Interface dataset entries
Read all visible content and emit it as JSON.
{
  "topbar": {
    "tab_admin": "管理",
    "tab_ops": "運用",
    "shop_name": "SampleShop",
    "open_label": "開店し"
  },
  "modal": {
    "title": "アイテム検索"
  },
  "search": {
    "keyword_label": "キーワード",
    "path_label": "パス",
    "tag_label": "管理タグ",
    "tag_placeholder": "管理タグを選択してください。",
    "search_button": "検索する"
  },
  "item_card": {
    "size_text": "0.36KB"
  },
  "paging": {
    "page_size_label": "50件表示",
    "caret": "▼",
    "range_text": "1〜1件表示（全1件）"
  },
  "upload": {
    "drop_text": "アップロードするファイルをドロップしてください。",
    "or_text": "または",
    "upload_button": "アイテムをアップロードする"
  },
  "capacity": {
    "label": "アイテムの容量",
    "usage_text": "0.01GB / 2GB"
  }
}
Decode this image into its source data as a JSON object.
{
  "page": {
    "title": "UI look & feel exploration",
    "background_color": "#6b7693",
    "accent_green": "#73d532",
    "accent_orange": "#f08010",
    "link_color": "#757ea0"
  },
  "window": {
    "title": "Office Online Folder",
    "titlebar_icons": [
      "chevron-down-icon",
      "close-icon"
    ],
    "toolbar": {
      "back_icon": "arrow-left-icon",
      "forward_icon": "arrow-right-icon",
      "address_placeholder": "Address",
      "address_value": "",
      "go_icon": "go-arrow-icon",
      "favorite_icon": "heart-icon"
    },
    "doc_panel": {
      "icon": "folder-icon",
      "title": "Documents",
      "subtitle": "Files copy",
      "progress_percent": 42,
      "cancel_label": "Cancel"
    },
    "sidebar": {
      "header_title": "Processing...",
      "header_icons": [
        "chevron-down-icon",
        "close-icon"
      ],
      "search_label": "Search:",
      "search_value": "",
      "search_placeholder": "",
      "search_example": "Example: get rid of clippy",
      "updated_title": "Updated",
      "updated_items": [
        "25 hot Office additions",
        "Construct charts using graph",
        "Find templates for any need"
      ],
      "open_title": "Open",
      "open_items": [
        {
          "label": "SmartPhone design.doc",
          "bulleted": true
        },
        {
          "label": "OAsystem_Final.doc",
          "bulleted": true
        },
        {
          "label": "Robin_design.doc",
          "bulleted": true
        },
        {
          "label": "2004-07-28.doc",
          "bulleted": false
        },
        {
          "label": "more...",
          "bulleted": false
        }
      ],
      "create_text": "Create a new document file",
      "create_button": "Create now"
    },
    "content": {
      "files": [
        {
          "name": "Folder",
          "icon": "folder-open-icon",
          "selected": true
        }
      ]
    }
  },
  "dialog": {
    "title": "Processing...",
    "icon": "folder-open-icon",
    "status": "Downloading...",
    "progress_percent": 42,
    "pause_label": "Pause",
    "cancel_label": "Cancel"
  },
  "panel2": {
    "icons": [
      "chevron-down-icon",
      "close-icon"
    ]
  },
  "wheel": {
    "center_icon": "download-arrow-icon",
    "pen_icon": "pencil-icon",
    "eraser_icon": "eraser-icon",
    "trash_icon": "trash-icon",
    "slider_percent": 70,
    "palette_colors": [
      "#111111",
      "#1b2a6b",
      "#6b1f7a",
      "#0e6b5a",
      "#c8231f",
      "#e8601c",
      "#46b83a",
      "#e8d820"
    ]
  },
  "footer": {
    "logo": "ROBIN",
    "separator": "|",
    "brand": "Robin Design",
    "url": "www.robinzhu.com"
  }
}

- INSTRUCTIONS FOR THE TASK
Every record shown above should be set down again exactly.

- RESULT
Read all visible content and emit it as JSON.
{
  "topbar": {
    "tab_admin": "管理",
    "tab_ops": "運用",
    "shop_name": "SampleShop",
    "open_label": "開店し"
  },
  "modal": {
    "title": "アイテム検索"
  },
  "search": {
    "keyword_label": "キーワード",
    "path_label": "パス",
    "tag_label": "管理タグ",
    "tag_placeholder": "管理タグを選択してください。",
    "search_button": "検索する"
  },
  "item_card": {
    "size_text": "0.36KB"
  },
  "paging": {
    "page_size_label": "50件表示",
    "caret": "▼",
    "range_text": "1〜1件表示（全1件）"
  },
  "upload": {
    "drop_text": "アップロードするファイルをドロップしてください。",
    "or_text": "または",
    "upload_button": "アイテムをアップロードする"
  },
  "capacity": {
    "label": "アイテムの容量",
    "usage_text": "0.01GB / 2GB"
  }
}
Decode this image into its source data as a JSON object.
{
  "page": {
    "title": "UI look & feel exploration",
    "background_color": "#6b7693",
    "accent_green": "#73d532",
    "accent_orange": "#f08010",
    "link_color": "#757ea0"
  },
  "window": {
    "title": "Office Online Folder",
    "titlebar_icons": [
      "chevron-down-icon",
      "close-icon"
    ],
    "toolbar": {
      "back_icon": "arrow-left-icon",
      "forward_icon": "arrow-right-icon",
      "address_placeholder": "Address",
      "address_value": "",
      "go_icon": "go-arrow-icon",
      "favorite_icon": "heart-icon"
    },
    "doc_panel": {
      "icon": "folder-icon",
      "title": "Documents",
      "subtitle": "Files copy",
      "progress_percent": 42,
      "cancel_label": "Cancel"
    },
    "sidebar": {
      "header_title": "Processing...",
      "header_icons": [
        "chevron-down-icon",
        "close-icon"
      ],
      "search_label": "Search:",
      "search_value": "",
      "search_placeholder": "",
      "search_example": "Example: get rid of clippy",
      "updated_title": "Updated",
      "updated_items": [
        "25 hot Office additions",
        "Construct charts using graph",
        "Find templates for any need"
      ],
      "open_title": "Open",
      "open_items": [
        {
          "label": "SmartPhone design.doc",
          "bulleted": true
        },
        {
          "label": "OAsystem_Final.doc",
          "bulleted": true
        },
        {
          "label": "Robin_design.doc",
          "bulleted": true
        },
        {
          "label": "2004-07-28.doc",
          "bulleted": false
        },
        {
          "label": "more...",
          "bulleted": false
        }
      ],
      "create_text": "Create a new document file",
      "create_button": "Create now"
    },
    "content": {
      "files": [
        {
          "name": "Folder",
          "icon": "folder-open-icon",
          "selected": true
        }
      ]
    }
  },
  "dialog": {
    "title": "Processing...",
    "icon": "folder-open-icon",
    "status": "Downloading...",
    "progress_percent": 42,
    "pause_label": "Pause",
    "cancel_label": "Cancel"
  },
  "panel2": {
    "icons": [
      "chevron-down-icon",
      "close-icon"
    ]
  },
  "wheel": {
    "center_icon": "download-arrow-icon",
    "pen_icon": "pencil-icon",
    "eraser_icon": "eraser-icon",
    "trash_icon": "trash-icon",
    "slider_percent": 70,
    "palette_colors": [
      "#111111",
      "#1b2a6b",
      "#6b1f7a",
      "#0e6b5a",
      "#c8231f",
      "#e8601c",
      "#46b83a",
      "#e8d820"
    ]
  },
  "footer": {
    "logo": "ROBIN",
    "separator": "|",
    "brand": "Robin Design",
    "url": "www.robinzhu.com"
  }
}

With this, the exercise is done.